* Supplied records *
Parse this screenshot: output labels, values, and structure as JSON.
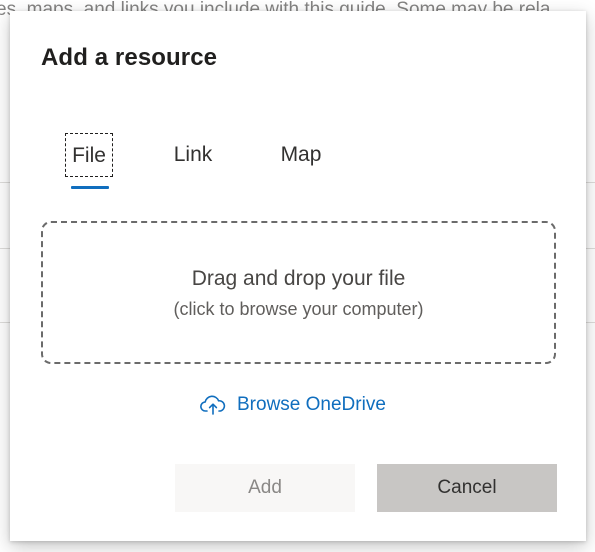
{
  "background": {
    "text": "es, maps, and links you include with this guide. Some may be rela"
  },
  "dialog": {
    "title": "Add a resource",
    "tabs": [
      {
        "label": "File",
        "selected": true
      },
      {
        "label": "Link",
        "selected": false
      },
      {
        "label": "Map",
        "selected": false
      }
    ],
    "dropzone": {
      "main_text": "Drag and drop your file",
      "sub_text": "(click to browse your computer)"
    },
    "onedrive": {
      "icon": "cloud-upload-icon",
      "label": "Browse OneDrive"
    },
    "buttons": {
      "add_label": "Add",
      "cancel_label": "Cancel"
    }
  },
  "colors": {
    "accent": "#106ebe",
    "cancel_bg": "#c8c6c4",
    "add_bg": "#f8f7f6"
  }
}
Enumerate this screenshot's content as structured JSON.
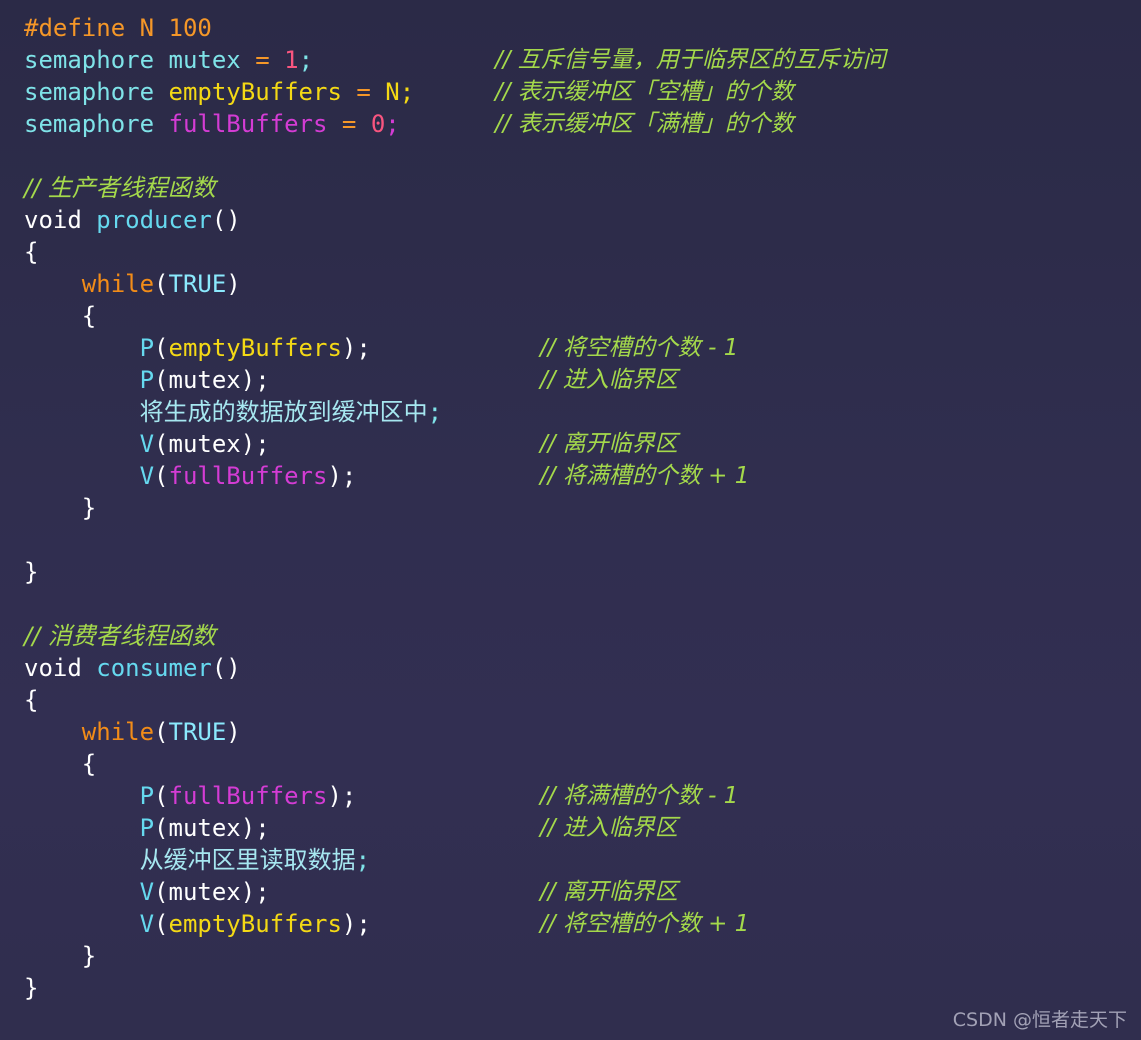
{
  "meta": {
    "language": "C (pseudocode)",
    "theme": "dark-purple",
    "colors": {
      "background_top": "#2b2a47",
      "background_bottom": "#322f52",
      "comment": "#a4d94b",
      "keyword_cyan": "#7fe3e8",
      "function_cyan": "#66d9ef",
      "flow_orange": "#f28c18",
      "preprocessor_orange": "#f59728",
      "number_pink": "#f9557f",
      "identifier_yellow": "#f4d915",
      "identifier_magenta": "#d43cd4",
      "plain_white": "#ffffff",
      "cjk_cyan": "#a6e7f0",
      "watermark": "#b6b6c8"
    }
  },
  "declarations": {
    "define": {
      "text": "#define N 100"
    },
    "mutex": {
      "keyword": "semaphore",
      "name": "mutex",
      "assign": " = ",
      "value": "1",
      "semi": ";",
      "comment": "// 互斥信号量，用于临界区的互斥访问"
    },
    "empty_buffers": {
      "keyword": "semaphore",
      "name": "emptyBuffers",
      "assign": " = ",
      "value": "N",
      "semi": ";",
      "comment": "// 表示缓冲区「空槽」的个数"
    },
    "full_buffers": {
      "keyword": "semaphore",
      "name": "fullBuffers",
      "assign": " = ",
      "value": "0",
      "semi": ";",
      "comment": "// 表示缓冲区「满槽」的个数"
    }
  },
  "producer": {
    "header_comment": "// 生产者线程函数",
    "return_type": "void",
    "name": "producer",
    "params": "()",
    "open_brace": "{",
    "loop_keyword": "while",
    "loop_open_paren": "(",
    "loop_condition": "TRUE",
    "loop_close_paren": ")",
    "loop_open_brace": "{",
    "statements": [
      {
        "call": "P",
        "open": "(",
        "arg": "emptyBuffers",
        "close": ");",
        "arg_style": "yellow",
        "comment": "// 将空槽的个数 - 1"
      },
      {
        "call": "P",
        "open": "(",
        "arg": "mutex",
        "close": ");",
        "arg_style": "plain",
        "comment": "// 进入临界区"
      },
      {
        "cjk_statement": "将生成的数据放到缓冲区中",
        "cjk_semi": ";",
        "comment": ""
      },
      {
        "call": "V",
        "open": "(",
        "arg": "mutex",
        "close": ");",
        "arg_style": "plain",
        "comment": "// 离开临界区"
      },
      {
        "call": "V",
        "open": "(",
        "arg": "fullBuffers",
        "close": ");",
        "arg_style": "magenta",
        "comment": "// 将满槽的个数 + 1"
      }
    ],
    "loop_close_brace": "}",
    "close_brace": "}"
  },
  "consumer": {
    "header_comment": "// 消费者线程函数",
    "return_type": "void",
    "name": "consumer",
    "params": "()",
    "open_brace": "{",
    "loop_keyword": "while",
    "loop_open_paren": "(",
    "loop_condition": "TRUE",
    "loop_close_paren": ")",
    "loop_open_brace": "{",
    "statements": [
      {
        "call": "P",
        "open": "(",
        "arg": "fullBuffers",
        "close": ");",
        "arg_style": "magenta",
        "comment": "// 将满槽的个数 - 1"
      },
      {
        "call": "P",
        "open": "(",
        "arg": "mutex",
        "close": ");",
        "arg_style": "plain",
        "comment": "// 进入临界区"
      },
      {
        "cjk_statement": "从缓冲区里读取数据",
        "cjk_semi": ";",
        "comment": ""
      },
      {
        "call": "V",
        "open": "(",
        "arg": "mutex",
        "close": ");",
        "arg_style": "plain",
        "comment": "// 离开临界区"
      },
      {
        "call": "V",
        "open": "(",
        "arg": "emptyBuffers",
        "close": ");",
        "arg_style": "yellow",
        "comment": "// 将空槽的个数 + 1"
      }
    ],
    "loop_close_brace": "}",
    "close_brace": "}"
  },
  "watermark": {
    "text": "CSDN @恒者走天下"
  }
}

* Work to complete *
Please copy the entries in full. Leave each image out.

* The completed task *
Parse this screenshot: output labels, values, and structure as JSON.
{
  "background": {
    "text": "es, maps, and links you include with this guide. Some may be rela"
  },
  "dialog": {
    "title": "Add a resource",
    "tabs": [
      {
        "label": "File",
        "selected": true
      },
      {
        "label": "Link",
        "selected": false
      },
      {
        "label": "Map",
        "selected": false
      }
    ],
    "dropzone": {
      "main_text": "Drag and drop your file",
      "sub_text": "(click to browse your computer)"
    },
    "onedrive": {
      "icon": "cloud-upload-icon",
      "label": "Browse OneDrive"
    },
    "buttons": {
      "add_label": "Add",
      "cancel_label": "Cancel"
    }
  },
  "colors": {
    "accent": "#106ebe",
    "cancel_bg": "#c8c6c4",
    "add_bg": "#f8f7f6"
  }
}
Enumerate this screenshot's content as structured JSON.
{
  "meta": {
    "language": "C (pseudocode)",
    "theme": "dark-purple",
    "colors": {
      "background_top": "#2b2a47",
      "background_bottom": "#322f52",
      "comment": "#a4d94b",
      "keyword_cyan": "#7fe3e8",
      "function_cyan": "#66d9ef",
      "flow_orange": "#f28c18",
      "preprocessor_orange": "#f59728",
      "number_pink": "#f9557f",
      "identifier_yellow": "#f4d915",
      "identifier_magenta": "#d43cd4",
      "plain_white": "#ffffff",
      "cjk_cyan": "#a6e7f0",
      "watermark": "#b6b6c8"
    }
  },
  "declarations": {
    "define": {
      "text": "#define N 100"
    },
    "mutex": {
      "keyword": "semaphore",
      "name": "mutex",
      "assign": " = ",
      "value": "1",
      "semi": ";",
      "comment": "// 互斥信号量，用于临界区的互斥访问"
    },
    "empty_buffers": {
      "keyword": "semaphore",
      "name": "emptyBuffers",
      "assign": " = ",
      "value": "N",
      "semi": ";",
      "comment": "// 表示缓冲区「空槽」的个数"
    },
    "full_buffers": {
      "keyword": "semaphore",
      "name": "fullBuffers",
      "assign": " = ",
      "value": "0",
      "semi": ";",
      "comment": "// 表示缓冲区「满槽」的个数"
    }
  },
  "producer": {
    "header_comment": "// 生产者线程函数",
    "return_type": "void",
    "name": "producer",
    "params": "()",
    "open_brace": "{",
    "loop_keyword": "while",
    "loop_open_paren": "(",
    "loop_condition": "TRUE",
    "loop_close_paren": ")",
    "loop_open_brace": "{",
    "statements": [
      {
        "call": "P",
        "open": "(",
        "arg": "emptyBuffers",
        "close": ");",
        "arg_style": "yellow",
        "comment": "// 将空槽的个数 - 1"
      },
      {
        "call": "P",
        "open": "(",
        "arg": "mutex",
        "close": ");",
        "arg_style": "plain",
        "comment": "// 进入临界区"
      },
      {
        "cjk_statement": "将生成的数据放到缓冲区中",
        "cjk_semi": ";",
        "comment": ""
      },
      {
        "call": "V",
        "open": "(",
        "arg": "mutex",
        "close": ");",
        "arg_style": "plain",
        "comment": "// 离开临界区"
      },
      {
        "call": "V",
        "open": "(",
        "arg": "fullBuffers",
        "close": ");",
        "arg_style": "magenta",
        "comment": "// 将满槽的个数 + 1"
      }
    ],
    "loop_close_brace": "}",
    "close_brace": "}"
  },
  "consumer": {
    "header_comment": "// 消费者线程函数",
    "return_type": "void",
    "name": "consumer",
    "params": "()",
    "open_brace": "{",
    "loop_keyword": "while",
    "loop_open_paren": "(",
    "loop_condition": "TRUE",
    "loop_close_paren": ")",
    "loop_open_brace": "{",
    "statements": [
      {
        "call": "P",
        "open": "(",
        "arg": "fullBuffers",
        "close": ");",
        "arg_style": "magenta",
        "comment": "// 将满槽的个数 - 1"
      },
      {
        "call": "P",
        "open": "(",
        "arg": "mutex",
        "close": ");",
        "arg_style": "plain",
        "comment": "// 进入临界区"
      },
      {
        "cjk_statement": "从缓冲区里读取数据",
        "cjk_semi": ";",
        "comment": ""
      },
      {
        "call": "V",
        "open": "(",
        "arg": "mutex",
        "close": ");",
        "arg_style": "plain",
        "comment": "// 离开临界区"
      },
      {
        "call": "V",
        "open": "(",
        "arg": "emptyBuffers",
        "close": ");",
        "arg_style": "yellow",
        "comment": "// 将空槽的个数 + 1"
      }
    ],
    "loop_close_brace": "}",
    "close_brace": "}"
  },
  "watermark": {
    "text": "CSDN @恒者走天下"
  }
}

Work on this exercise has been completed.